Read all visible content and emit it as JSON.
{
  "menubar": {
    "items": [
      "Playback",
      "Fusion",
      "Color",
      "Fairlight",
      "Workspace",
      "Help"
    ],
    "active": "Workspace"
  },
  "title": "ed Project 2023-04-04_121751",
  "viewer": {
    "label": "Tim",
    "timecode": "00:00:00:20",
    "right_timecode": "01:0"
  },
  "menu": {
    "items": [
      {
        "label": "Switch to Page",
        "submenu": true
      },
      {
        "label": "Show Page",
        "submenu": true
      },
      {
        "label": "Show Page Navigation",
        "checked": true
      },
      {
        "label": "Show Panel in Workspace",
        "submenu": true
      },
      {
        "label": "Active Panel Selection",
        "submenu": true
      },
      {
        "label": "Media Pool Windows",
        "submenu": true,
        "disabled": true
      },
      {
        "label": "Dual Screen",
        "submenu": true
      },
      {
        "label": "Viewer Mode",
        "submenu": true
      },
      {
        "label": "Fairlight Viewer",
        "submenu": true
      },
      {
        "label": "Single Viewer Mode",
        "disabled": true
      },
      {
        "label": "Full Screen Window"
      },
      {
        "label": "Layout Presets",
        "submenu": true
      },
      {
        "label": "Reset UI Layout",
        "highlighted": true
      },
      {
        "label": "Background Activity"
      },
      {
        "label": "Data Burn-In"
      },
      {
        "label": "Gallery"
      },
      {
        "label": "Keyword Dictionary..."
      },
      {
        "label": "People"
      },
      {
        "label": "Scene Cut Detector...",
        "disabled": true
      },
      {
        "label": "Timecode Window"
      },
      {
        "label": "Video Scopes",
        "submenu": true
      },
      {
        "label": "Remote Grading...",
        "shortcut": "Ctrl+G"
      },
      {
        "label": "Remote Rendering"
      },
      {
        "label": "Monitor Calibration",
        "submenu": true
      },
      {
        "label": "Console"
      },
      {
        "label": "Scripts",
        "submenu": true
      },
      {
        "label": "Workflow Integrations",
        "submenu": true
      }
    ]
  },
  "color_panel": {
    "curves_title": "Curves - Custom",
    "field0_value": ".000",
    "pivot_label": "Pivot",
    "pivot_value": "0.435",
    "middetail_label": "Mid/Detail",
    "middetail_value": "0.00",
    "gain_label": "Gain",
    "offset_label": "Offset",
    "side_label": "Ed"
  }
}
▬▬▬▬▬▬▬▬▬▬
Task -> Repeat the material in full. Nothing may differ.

The answer ->
Read all visible content and emit it as JSON.
{
  "menubar": {
    "items": [
      "Playback",
      "Fusion",
      "Color",
      "Fairlight",
      "Workspace",
      "Help"
    ],
    "active": "Workspace"
  },
  "title": "ed Project 2023-04-04_121751",
  "viewer": {
    "label": "Tim",
    "timecode": "00:00:00:20",
    "right_timecode": "01:0"
  },
  "menu": {
    "items": [
      {
        "label": "Switch to Page",
        "submenu": true
      },
      {
        "label": "Show Page",
        "submenu": true
      },
      {
        "label": "Show Page Navigation",
        "checked": true
      },
      {
        "label": "Show Panel in Workspace",
        "submenu": true
      },
      {
        "label": "Active Panel Selection",
        "submenu": true
      },
      {
        "label": "Media Pool Windows",
        "submenu": true,
        "disabled": true
      },
      {
        "label": "Dual Screen",
        "submenu": true
      },
      {
        "label": "Viewer Mode",
        "submenu": true
      },
      {
        "label": "Fairlight Viewer",
        "submenu": true
      },
      {
        "label": "Single Viewer Mode",
        "disabled": true
      },
      {
        "label": "Full Screen Window"
      },
      {
        "label": "Layout Presets",
        "submenu": true
      },
      {
        "label": "Reset UI Layout",
        "highlighted": true
      },
      {
        "label": "Background Activity"
      },
      {
        "label": "Data Burn-In"
      },
      {
        "label": "Gallery"
      },
      {
        "label": "Keyword Dictionary..."
      },
      {
        "label": "People"
      },
      {
        "label": "Scene Cut Detector...",
        "disabled": true
      },
      {
        "label": "Timecode Window"
      },
      {
        "label": "Video Scopes",
        "submenu": true
      },
      {
        "label": "Remote Grading...",
        "shortcut": "Ctrl+G"
      },
      {
        "label": "Remote Rendering"
      },
      {
        "label": "Monitor Calibration",
        "submenu": true
      },
      {
        "label": "Console"
      },
      {
        "label": "Scripts",
        "submenu": true
      },
      {
        "label": "Workflow Integrations",
        "submenu": true
      }
    ]
  },
  "color_panel": {
    "curves_title": "Curves - Custom",
    "field0_value": ".000",
    "pivot_label": "Pivot",
    "pivot_value": "0.435",
    "middetail_label": "Mid/Detail",
    "middetail_value": "0.00",
    "gain_label": "Gain",
    "offset_label": "Offset",
    "side_label": "Ed"
  }
}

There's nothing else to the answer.